MATERIALS PROVIDED Block Start
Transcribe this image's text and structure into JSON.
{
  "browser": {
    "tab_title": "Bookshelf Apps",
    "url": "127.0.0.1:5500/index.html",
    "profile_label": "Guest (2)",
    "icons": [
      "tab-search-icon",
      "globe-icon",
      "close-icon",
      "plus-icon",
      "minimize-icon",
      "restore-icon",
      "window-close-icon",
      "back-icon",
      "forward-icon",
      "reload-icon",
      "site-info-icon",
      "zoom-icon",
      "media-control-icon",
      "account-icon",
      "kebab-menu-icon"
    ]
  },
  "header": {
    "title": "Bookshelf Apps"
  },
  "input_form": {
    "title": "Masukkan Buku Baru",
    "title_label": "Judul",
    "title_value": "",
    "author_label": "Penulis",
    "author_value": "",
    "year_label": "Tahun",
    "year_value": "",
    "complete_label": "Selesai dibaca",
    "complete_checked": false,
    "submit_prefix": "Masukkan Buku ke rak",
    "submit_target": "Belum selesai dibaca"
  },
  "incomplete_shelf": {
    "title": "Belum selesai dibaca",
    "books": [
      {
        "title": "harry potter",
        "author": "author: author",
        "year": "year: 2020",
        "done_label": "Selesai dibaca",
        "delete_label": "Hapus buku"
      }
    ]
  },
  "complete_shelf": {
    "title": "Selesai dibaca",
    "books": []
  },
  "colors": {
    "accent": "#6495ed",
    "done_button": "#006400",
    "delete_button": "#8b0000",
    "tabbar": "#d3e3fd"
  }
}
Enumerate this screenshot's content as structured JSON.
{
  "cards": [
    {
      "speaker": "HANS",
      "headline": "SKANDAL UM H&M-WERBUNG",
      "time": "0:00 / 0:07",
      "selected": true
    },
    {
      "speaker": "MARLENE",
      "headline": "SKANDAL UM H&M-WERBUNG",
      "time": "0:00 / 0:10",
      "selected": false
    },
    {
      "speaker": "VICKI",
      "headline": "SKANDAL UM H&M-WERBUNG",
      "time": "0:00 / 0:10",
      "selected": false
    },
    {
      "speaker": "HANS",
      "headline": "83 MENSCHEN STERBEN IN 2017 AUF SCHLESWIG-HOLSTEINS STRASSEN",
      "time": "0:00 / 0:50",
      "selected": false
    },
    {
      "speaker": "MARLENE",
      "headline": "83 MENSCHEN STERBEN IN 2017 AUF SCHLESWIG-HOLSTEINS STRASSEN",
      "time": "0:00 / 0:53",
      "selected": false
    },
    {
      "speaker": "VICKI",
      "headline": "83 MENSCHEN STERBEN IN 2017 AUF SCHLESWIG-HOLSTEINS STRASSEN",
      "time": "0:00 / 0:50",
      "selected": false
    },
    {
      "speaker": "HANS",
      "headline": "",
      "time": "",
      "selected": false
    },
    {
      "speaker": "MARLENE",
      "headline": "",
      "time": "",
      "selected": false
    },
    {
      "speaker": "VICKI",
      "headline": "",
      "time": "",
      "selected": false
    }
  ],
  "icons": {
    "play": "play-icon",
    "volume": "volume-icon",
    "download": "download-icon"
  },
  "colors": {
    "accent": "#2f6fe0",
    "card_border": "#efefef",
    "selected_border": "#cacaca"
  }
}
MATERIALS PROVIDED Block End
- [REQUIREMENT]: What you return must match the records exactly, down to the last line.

- [EXERCISE RESPONSE]:
Transcribe this image's text and structure into JSON.
{
  "browser": {
    "tab_title": "Bookshelf Apps",
    "url": "127.0.0.1:5500/index.html",
    "profile_label": "Guest (2)",
    "icons": [
      "tab-search-icon",
      "globe-icon",
      "close-icon",
      "plus-icon",
      "minimize-icon",
      "restore-icon",
      "window-close-icon",
      "back-icon",
      "forward-icon",
      "reload-icon",
      "site-info-icon",
      "zoom-icon",
      "media-control-icon",
      "account-icon",
      "kebab-menu-icon"
    ]
  },
  "header": {
    "title": "Bookshelf Apps"
  },
  "input_form": {
    "title": "Masukkan Buku Baru",
    "title_label": "Judul",
    "title_value": "",
    "author_label": "Penulis",
    "author_value": "",
    "year_label": "Tahun",
    "year_value": "",
    "complete_label": "Selesai dibaca",
    "complete_checked": false,
    "submit_prefix": "Masukkan Buku ke rak",
    "submit_target": "Belum selesai dibaca"
  },
  "incomplete_shelf": {
    "title": "Belum selesai dibaca",
    "books": [
      {
        "title": "harry potter",
        "author": "author: author",
        "year": "year: 2020",
        "done_label": "Selesai dibaca",
        "delete_label": "Hapus buku"
      }
    ]
  },
  "complete_shelf": {
    "title": "Selesai dibaca",
    "books": []
  },
  "colors": {
    "accent": "#6495ed",
    "done_button": "#006400",
    "delete_button": "#8b0000",
    "tabbar": "#d3e3fd"
  }
}
Enumerate this screenshot's content as structured JSON.
{
  "cards": [
    {
      "speaker": "HANS",
      "headline": "SKANDAL UM H&M-WERBUNG",
      "time": "0:00 / 0:07",
      "selected": true
    },
    {
      "speaker": "MARLENE",
      "headline": "SKANDAL UM H&M-WERBUNG",
      "time": "0:00 / 0:10",
      "selected": false
    },
    {
      "speaker": "VICKI",
      "headline": "SKANDAL UM H&M-WERBUNG",
      "time": "0:00 / 0:10",
      "selected": false
    },
    {
      "speaker": "HANS",
      "headline": "83 MENSCHEN STERBEN IN 2017 AUF SCHLESWIG-HOLSTEINS STRASSEN",
      "time": "0:00 / 0:50",
      "selected": false
    },
    {
      "speaker": "MARLENE",
      "headline": "83 MENSCHEN STERBEN IN 2017 AUF SCHLESWIG-HOLSTEINS STRASSEN",
      "time": "0:00 / 0:53",
      "selected": false
    },
    {
      "speaker": "VICKI",
      "headline": "83 MENSCHEN STERBEN IN 2017 AUF SCHLESWIG-HOLSTEINS STRASSEN",
      "time": "0:00 / 0:50",
      "selected": false
    },
    {
      "speaker": "HANS",
      "headline": "",
      "time": "",
      "selected": false
    },
    {
      "speaker": "MARLENE",
      "headline": "",
      "time": "",
      "selected": false
    },
    {
      "speaker": "VICKI",
      "headline": "",
      "time": "",
      "selected": false
    }
  ],
  "icons": {
    "play": "play-icon",
    "volume": "volume-icon",
    "download": "download-icon"
  },
  "colors": {
    "accent": "#2f6fe0",
    "card_border": "#efefef",
    "selected_border": "#cacaca"
  }
}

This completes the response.